#### Material for this exercise ####

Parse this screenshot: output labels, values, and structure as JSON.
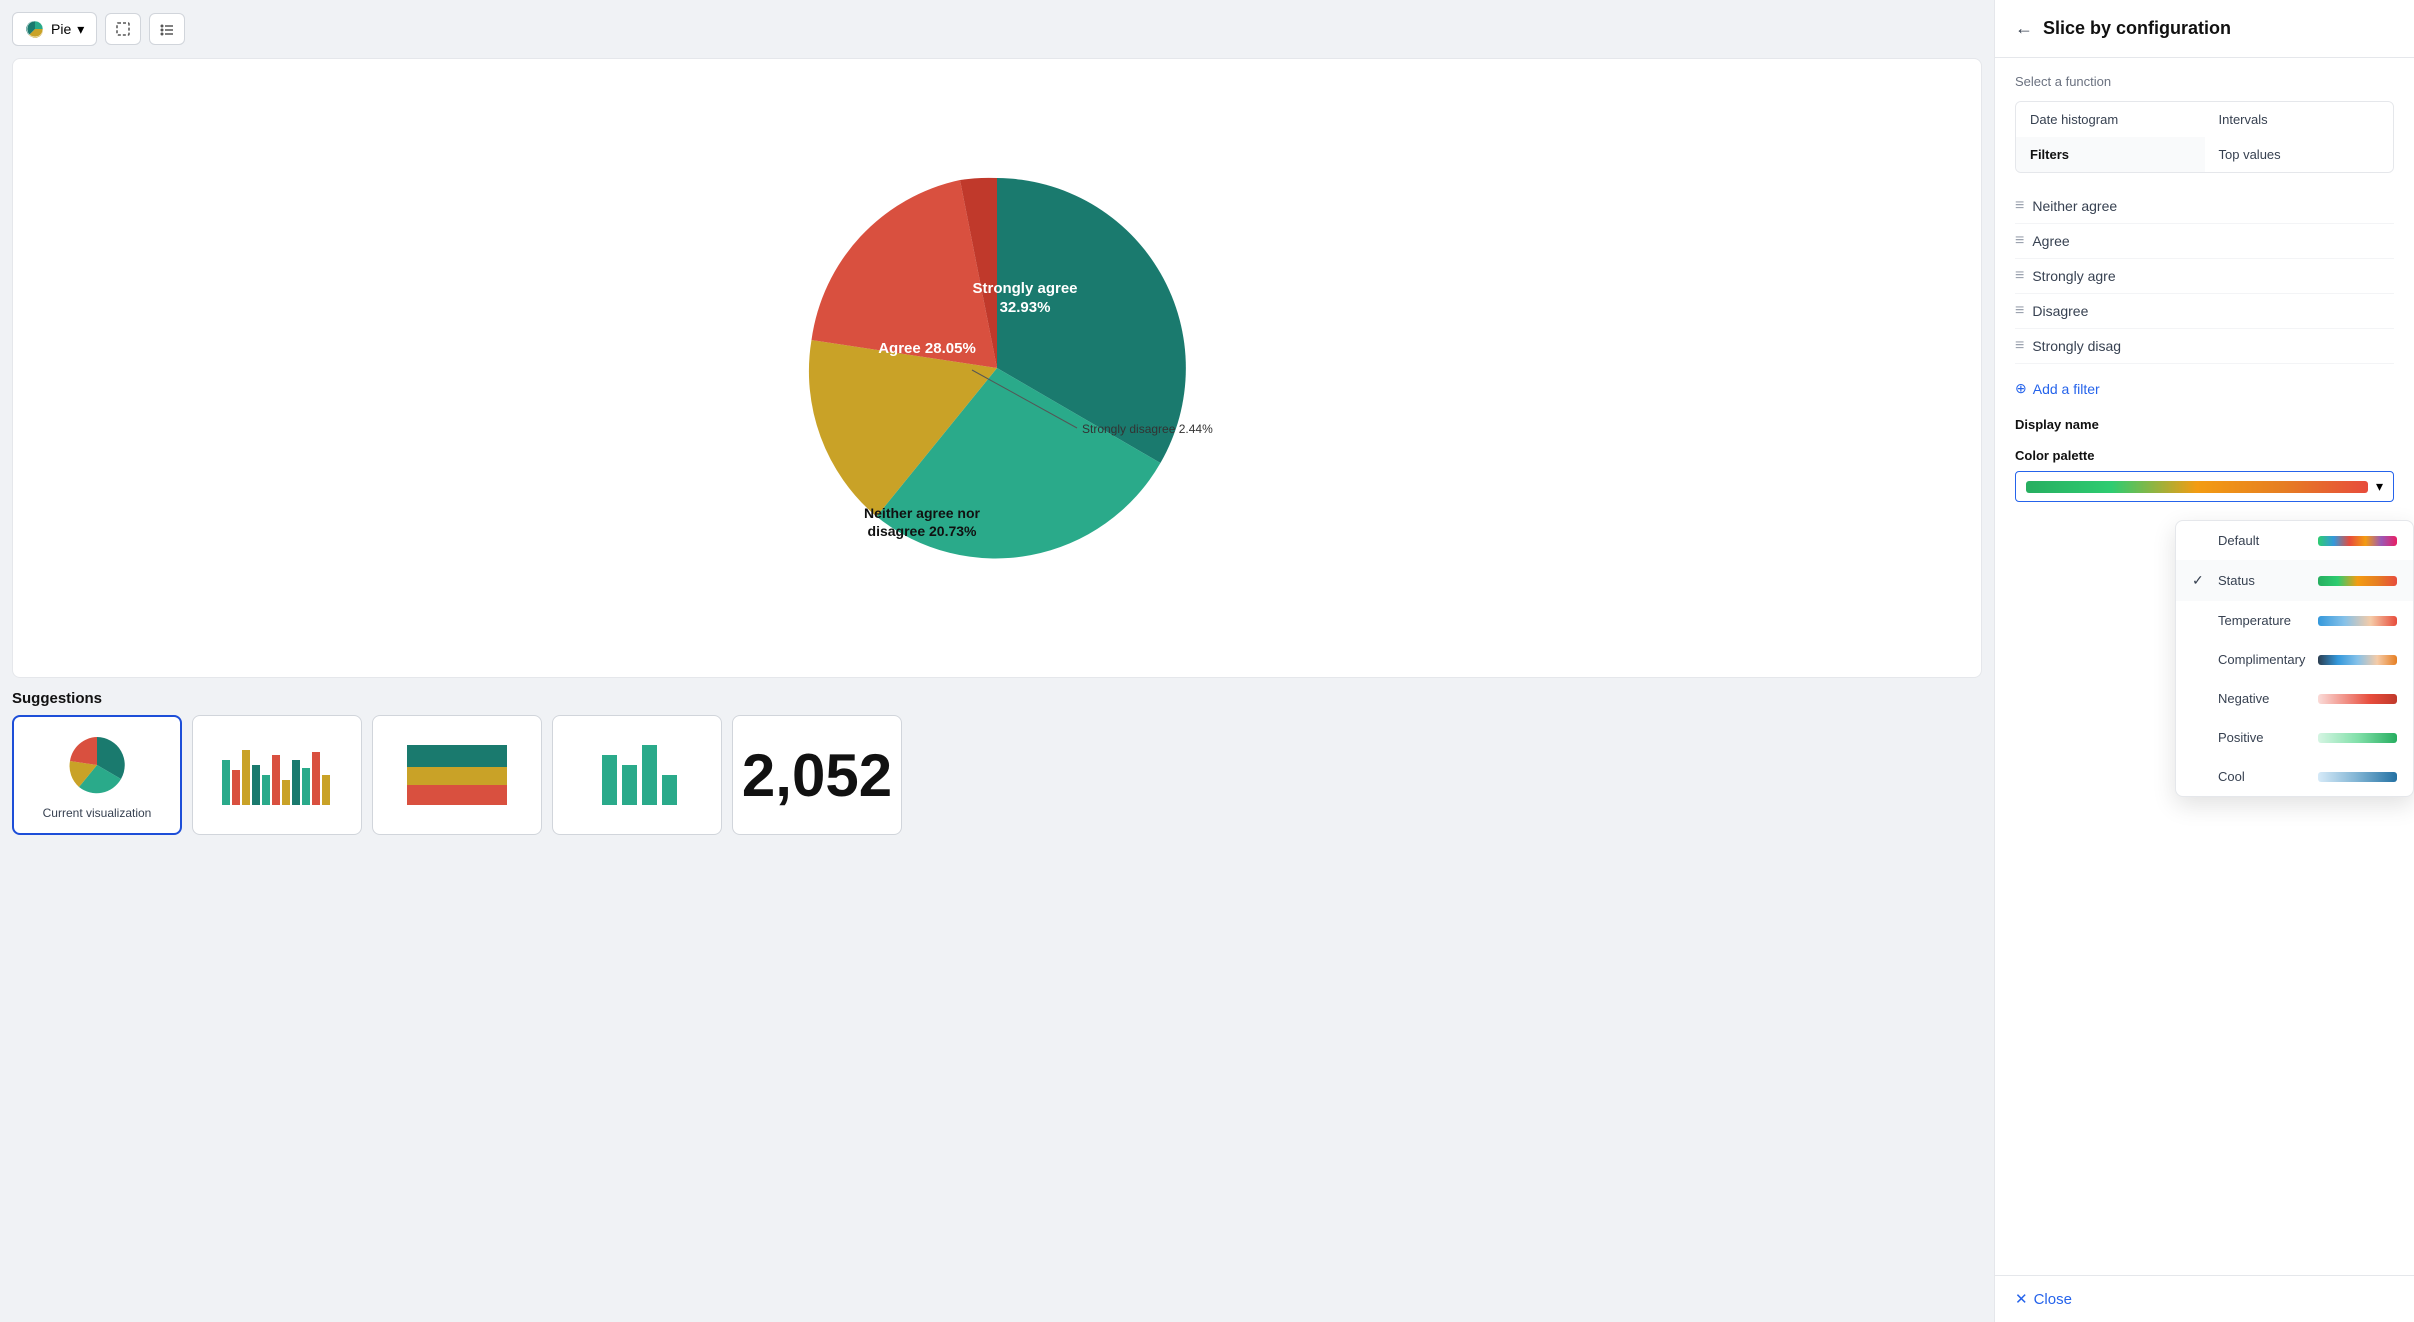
{
  "toolbar": {
    "chart_type": "Pie",
    "icon1": "select-icon",
    "icon2": "list-icon"
  },
  "pie_chart": {
    "segments": [
      {
        "label": "Strongly agree",
        "value": 32.93,
        "color": "#1a7a6e",
        "large": true
      },
      {
        "label": "Agree",
        "value": 28.05,
        "color": "#2aaa8a",
        "large": false
      },
      {
        "label": "Neither agree nor disagree",
        "value": 20.73,
        "color": "#c9a227",
        "large": false
      },
      {
        "label": "Disagree",
        "value": 15.85,
        "color": "#d9503f",
        "large": false
      },
      {
        "label": "Strongly disagree",
        "value": 2.44,
        "color": "#c0392b",
        "large": false
      }
    ]
  },
  "suggestions": {
    "title": "Suggestions",
    "items": [
      {
        "label": "Current visualization",
        "active": true
      },
      {
        "label": "",
        "active": false
      },
      {
        "label": "",
        "active": false
      },
      {
        "label": "",
        "active": false
      },
      {
        "label": "2,052",
        "active": false
      }
    ]
  },
  "right_panel": {
    "title": "Slice by configuration",
    "back_icon": "←",
    "select_function_label": "Select a function",
    "functions": [
      {
        "label": "Date histogram",
        "active": false
      },
      {
        "label": "Intervals",
        "active": false
      },
      {
        "label": "Filters",
        "active": true
      },
      {
        "label": "Top values",
        "active": false
      }
    ],
    "filters": [
      {
        "label": "Neither agree"
      },
      {
        "label": "Agree"
      },
      {
        "label": "Strongly agre"
      },
      {
        "label": "Disagree"
      },
      {
        "label": "Strongly disag"
      }
    ],
    "add_filter_label": "Add a filter",
    "display_name_label": "Display name",
    "color_palette_label": "Color palette",
    "dropdown": {
      "items": [
        {
          "name": "Default",
          "gradient": "linear-gradient(to right, #2ecc71, #3498db, #e74c3c, #f39c12, #9b59b6, #e91e63)",
          "selected": false
        },
        {
          "name": "Status",
          "gradient": "linear-gradient(to right, #27ae60, #2ecc71, #f39c12, #e67e22, #e74c3c)",
          "selected": true
        },
        {
          "name": "Temperature",
          "gradient": "linear-gradient(to right, #3498db, #85c1e9, #f5cba7, #e74c3c)",
          "selected": false
        },
        {
          "name": "Complimentary",
          "gradient": "linear-gradient(to right, #2c3e50, #3498db, #85c1e9, #f5cba7, #e67e22)",
          "selected": false
        },
        {
          "name": "Negative",
          "gradient": "linear-gradient(to right, #fadbd8, #f1948a, #e74c3c, #c0392b)",
          "selected": false
        },
        {
          "name": "Positive",
          "gradient": "linear-gradient(to right, #d5f5e3, #82e0aa, #27ae60)",
          "selected": false
        },
        {
          "name": "Cool",
          "gradient": "linear-gradient(to right, #d6eaf8, #7fb3d3, #2471a3)",
          "selected": false
        }
      ]
    },
    "selected_palette": "linear-gradient(to right, #27ae60, #2ecc71, #f39c12, #e67e22, #e74c3c)",
    "close_label": "Close"
  }
}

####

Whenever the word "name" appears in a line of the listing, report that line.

> **Result for this task**
    "display_name_label": "Display name",
          "name": "Default",
          "name": "Status",
          "name": "Temperature",
          "name": "Complimentary",
          "name": "Negative",
          "name": "Positive",
          "name": "Cool",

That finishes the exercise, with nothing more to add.